If you’re looking for a smart, entertaining book that will make your teen think then “Going Bovine” by Libba Bray (ages 13 – up; references to sex and drugs) is just what the doctor ordered.
Unfortunately, not far into “Going Bovine” our angst-ridden, 16-year old, slacker of a hero Cameron gets some seriously bad news from his doctor: he’s got Creutzfeldt-Jacob disease. A.K.A. Mad Cow. Which totally sucks.
Hope arrives in the winged form of Dulcie, a super hot, cheeky, neon-pink punk angel(or possible hallucination) with a bad sugar habit. She confides that there’s a secret cure to his otherwise fatal disease—if he’s willing to go in search of it.
With the help of a death-obsessed, video-gaming dwarf and a pint-sized yard gnome, Cameron sets off on the mother of all road trips through a twisted America into the heart of what matters most.
This “quest” story has clear parallels to the hopeless but inspirational efforts of Don Quixote, about whom Cameron had been reading before his illness.
Libba Bray’s voice is strong, confident and clever. She crafts a road-trip story that is original, laugh-out-loud funny, and gorgeously poignant.
The voice is so fresh, the imagery so intriguing, and the conclusion — inevitable — yet profound leaves one wondering what exactly was reality and what was hallucinatory.
Recommended to teens and adults alike.

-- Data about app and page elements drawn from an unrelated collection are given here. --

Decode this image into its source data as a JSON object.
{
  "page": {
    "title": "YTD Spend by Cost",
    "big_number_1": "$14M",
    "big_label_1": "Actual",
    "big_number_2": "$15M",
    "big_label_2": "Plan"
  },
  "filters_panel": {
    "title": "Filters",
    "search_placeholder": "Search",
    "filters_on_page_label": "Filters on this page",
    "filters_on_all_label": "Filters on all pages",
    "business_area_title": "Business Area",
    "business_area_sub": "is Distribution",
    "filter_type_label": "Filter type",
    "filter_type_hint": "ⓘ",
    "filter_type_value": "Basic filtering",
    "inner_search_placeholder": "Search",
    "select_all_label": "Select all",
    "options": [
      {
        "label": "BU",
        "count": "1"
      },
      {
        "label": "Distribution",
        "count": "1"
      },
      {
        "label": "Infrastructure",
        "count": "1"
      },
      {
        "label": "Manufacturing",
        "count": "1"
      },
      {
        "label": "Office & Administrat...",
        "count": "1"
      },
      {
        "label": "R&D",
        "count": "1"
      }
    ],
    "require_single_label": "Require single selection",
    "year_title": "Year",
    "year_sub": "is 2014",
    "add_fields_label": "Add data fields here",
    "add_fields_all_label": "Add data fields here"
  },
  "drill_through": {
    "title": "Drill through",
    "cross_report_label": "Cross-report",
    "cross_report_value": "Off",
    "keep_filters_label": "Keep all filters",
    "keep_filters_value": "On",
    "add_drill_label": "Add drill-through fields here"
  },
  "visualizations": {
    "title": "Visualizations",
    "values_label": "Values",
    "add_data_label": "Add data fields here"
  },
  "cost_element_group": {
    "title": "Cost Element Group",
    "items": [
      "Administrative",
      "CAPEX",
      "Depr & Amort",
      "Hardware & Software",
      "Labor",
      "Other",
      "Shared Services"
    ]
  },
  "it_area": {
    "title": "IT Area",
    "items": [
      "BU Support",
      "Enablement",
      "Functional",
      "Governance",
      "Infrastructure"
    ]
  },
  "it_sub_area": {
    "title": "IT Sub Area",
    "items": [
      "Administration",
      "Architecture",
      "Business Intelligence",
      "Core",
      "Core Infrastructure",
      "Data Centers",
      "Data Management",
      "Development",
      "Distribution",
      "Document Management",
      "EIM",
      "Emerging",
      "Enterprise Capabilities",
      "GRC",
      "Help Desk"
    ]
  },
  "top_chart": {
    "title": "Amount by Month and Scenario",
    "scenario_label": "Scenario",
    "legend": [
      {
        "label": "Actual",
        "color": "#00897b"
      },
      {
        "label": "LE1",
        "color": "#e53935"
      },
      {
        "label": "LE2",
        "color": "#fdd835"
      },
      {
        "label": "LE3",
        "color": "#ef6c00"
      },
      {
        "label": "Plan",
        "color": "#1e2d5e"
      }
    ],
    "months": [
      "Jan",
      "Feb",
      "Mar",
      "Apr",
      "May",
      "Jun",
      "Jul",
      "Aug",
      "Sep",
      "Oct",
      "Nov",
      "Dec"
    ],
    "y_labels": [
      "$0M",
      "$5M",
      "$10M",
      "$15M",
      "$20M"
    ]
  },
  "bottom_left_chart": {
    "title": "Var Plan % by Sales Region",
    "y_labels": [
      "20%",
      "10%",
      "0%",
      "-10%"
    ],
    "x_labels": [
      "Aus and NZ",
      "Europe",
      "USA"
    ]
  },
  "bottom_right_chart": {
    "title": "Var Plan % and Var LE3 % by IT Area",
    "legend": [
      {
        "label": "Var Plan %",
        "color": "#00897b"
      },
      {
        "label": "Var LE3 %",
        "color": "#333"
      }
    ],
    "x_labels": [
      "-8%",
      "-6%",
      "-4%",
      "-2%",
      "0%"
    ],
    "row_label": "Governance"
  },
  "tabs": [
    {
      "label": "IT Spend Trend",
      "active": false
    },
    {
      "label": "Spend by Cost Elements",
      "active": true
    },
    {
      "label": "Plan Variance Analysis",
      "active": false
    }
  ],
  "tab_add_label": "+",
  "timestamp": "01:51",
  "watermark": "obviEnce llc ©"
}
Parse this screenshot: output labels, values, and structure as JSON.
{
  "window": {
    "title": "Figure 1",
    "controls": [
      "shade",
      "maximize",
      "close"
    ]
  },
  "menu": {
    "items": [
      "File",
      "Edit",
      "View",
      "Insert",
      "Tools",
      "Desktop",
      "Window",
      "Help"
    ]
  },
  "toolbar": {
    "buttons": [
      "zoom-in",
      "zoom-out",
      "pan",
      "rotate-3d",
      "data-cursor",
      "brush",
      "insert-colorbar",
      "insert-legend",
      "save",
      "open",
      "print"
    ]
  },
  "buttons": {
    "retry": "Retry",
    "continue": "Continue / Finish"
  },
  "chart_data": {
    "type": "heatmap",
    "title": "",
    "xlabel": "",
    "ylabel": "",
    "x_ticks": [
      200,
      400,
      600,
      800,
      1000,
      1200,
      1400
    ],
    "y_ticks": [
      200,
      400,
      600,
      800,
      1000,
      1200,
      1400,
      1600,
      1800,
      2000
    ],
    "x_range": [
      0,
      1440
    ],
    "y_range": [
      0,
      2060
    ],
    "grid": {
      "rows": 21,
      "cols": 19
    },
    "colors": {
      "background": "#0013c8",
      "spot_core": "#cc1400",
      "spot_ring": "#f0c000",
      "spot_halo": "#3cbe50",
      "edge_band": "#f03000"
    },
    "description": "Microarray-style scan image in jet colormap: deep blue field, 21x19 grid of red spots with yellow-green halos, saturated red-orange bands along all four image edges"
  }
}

It’s not a perfect book. A bit too long and perhaps a tad too fantastical in places, but Cameron is ultimately a kid with a heart the size of Cleveland. He will leave the most cynical teen (or adult) thinking about what they’re thankful for and pondering what really matters to them in this mad-cow, crazy world.